As you think about what you sell, how does it directly or indirectly affect the people in your client’s organization? Can it make people’s jobs easier or less stressful, helping to improve employee wellness and retention? Can it free them up to do more meaningful and rewarding work, thus improving employee morale and satisfaction? Can it help eliminate the need for specialized skills, making it easier and faster to recruit and train new hires, and drive increased productivity?
Once you align your capabilities to your client’s people, it’s relatively easy to quantify the Level 3 business value. How much time does it take and how much does it cost in resources and revenue to replace people that leave? What’s the value of improving employee retention by X%? By hiring people faster by X days, weeks, or months? By getting them up to speed and fully productive more quickly? You get the idea.
My experience though is that the idea of speaking with someone in HR might feel uncomfortable because they speak a different language, have different needs, and really don’t care how your solution works.
Yet, this IS the essence of Level 3 selling – connecting the VALUE of what you sell to specific people in specific client roles, especially at the decision making / C-Level.
In this time when your clients are facing tremendous risk around their people, I encourage you to also take a risk and meet with an HR executive and discuss how you could help. You may be surprised at how quickly you can enlist their support with the right value message!
Determine the potential value you can create for your client’s employees and metrics you can help impact (employee retention, productivity, increased revenue). Identify sources and success stories, if possible.

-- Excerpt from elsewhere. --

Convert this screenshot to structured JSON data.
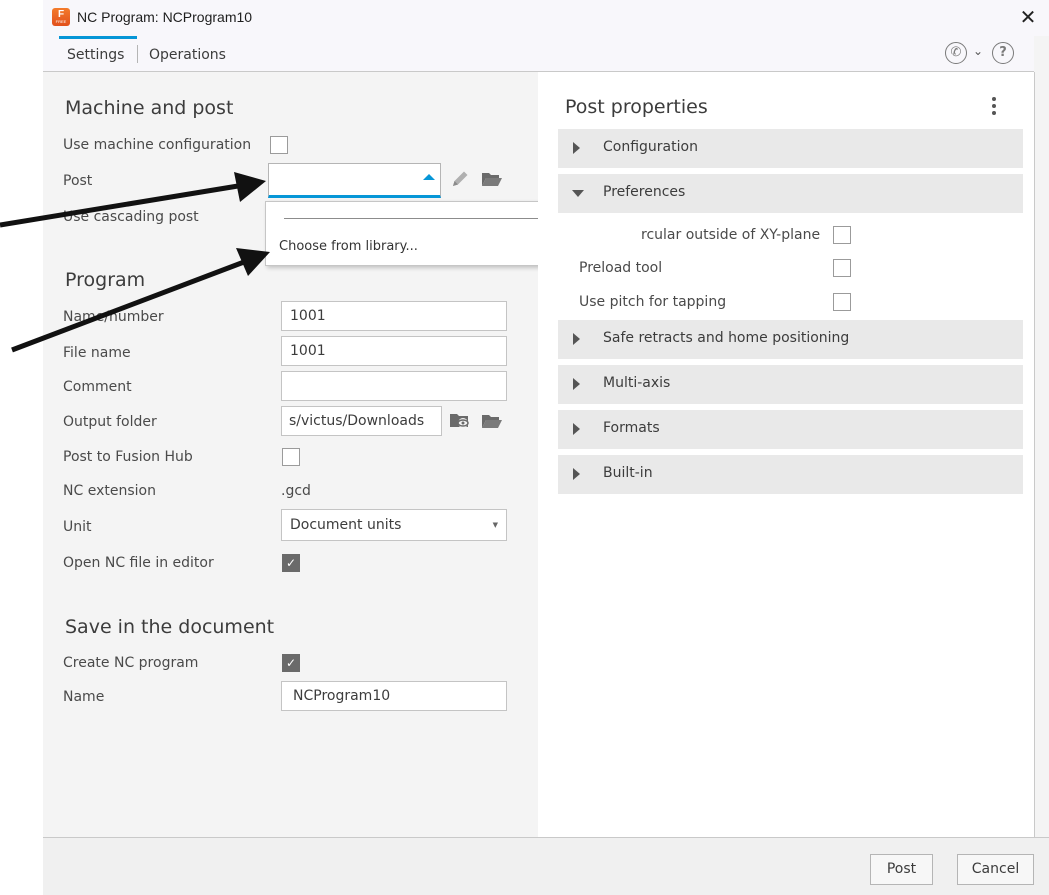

Research the CHRO and top HR executives in your key clients and reach out for an initial meeting.